The mother used tuh budget and stretch evah penny tuh make ends meet. The mother used tuh go out in the vicinity and represent ya if anybody do you anything. The mother was never too tired tuh listen tuh evahbody stories at the end o’ the day. The mother was smart. She knew every personality of every child; she would listen a lot more than talk.
The mother used tuh help ya wid ya homework even though she didn’t go past primary school. The mother could laugh and the mother could cry.
Whatevah happen, it was always the mother. Duh used tuh curse the mother: she look like she mother, she does get on like she mother, she growing up just like she mother. The mother was most respected, feared or hated fuh whatevah reason in the community. When I was growing up, everybody depended on and expected the mother tuh do and know evahthing and she lived like it was true.
When I was growing up, every day was Mother’s Day. I could not imagine life wid-out my mother. To me, my mother represented every good woman.
Today, if my mother was still alive, she would be 88 years old and I would be trying tuh give her all the things I think she deserve but dat I couldn’t give her when I was younger: but looking back, I think my mother got everything and more.
She had us; a host of us. She had love; she gave love and received love.
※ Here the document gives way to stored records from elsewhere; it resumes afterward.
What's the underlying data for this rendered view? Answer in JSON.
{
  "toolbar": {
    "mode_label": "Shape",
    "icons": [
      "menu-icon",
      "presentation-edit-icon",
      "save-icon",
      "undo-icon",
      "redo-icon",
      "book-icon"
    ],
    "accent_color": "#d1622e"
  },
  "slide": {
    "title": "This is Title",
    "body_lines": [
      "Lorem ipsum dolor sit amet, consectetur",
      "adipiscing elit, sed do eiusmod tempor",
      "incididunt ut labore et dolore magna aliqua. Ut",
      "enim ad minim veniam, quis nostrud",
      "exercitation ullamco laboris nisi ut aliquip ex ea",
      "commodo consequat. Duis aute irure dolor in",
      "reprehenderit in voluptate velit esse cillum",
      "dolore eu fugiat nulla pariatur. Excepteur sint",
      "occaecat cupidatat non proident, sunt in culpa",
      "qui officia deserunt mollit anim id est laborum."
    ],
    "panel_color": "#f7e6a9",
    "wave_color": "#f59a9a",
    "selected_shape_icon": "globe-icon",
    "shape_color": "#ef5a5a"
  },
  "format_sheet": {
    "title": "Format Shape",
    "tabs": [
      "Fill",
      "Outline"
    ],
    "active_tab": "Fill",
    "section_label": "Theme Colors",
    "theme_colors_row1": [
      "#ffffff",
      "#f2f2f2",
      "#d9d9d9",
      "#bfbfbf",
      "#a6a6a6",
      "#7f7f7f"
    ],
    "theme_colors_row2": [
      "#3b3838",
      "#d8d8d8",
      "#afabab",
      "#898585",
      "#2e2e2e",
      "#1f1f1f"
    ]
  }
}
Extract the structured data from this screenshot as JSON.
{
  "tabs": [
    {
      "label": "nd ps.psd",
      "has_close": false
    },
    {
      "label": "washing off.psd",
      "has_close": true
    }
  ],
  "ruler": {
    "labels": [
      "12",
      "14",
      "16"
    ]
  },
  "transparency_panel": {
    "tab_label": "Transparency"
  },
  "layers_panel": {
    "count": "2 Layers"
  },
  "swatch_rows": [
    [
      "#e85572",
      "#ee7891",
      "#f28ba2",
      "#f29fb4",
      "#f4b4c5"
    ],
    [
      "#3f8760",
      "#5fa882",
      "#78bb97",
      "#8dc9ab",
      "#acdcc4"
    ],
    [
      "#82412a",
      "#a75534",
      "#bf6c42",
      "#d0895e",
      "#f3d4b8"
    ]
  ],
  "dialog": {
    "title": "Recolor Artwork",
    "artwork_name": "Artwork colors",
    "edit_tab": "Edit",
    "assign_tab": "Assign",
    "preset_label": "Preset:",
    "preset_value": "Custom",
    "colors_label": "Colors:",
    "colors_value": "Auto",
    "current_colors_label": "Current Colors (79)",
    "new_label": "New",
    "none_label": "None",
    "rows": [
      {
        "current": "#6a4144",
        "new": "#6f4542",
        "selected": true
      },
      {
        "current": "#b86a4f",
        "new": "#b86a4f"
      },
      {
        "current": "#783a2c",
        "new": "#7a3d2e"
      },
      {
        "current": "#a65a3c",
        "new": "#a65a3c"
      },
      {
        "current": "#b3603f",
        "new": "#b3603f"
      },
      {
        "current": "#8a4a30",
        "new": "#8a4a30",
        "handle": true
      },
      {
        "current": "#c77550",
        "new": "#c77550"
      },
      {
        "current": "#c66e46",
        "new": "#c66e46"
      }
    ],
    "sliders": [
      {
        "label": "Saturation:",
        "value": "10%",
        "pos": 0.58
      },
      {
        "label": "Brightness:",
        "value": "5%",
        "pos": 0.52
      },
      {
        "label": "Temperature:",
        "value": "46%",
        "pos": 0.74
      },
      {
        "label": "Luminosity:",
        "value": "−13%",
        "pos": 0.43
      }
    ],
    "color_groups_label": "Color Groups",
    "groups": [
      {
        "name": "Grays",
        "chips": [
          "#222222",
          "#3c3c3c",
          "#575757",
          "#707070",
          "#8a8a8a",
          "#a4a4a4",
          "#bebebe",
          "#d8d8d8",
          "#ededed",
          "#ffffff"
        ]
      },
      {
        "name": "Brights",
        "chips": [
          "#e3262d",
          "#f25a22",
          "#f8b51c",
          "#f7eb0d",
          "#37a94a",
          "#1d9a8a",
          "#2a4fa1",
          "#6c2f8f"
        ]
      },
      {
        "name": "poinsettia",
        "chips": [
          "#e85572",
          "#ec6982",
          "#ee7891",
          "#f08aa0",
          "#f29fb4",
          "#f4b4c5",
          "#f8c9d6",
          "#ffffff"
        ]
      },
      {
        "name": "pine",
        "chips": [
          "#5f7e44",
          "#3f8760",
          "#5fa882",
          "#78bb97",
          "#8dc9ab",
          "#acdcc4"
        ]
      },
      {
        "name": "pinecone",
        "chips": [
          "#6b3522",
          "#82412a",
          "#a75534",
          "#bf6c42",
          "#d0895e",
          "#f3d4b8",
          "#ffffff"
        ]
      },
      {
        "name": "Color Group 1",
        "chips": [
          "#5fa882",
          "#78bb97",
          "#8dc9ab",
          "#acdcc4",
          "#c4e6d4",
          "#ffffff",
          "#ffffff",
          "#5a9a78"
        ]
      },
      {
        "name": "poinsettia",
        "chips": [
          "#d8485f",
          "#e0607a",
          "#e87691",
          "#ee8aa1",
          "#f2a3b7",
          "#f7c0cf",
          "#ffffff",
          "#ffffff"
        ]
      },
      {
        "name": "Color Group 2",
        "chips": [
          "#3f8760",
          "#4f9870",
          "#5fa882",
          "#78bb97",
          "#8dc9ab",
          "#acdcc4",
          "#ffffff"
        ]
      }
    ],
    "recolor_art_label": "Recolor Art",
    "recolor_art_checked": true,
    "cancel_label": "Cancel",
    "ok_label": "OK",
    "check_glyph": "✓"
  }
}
More than anything else, she lived tuh see dat all her efforts and hard work was not in vain as all of us grow up tuh be respectable men and women.
Thank you, mothers, from your children everywhere, not only today but every day.
• Mavis Beckles was born and raised in The Orleans. She has an opinion on everything.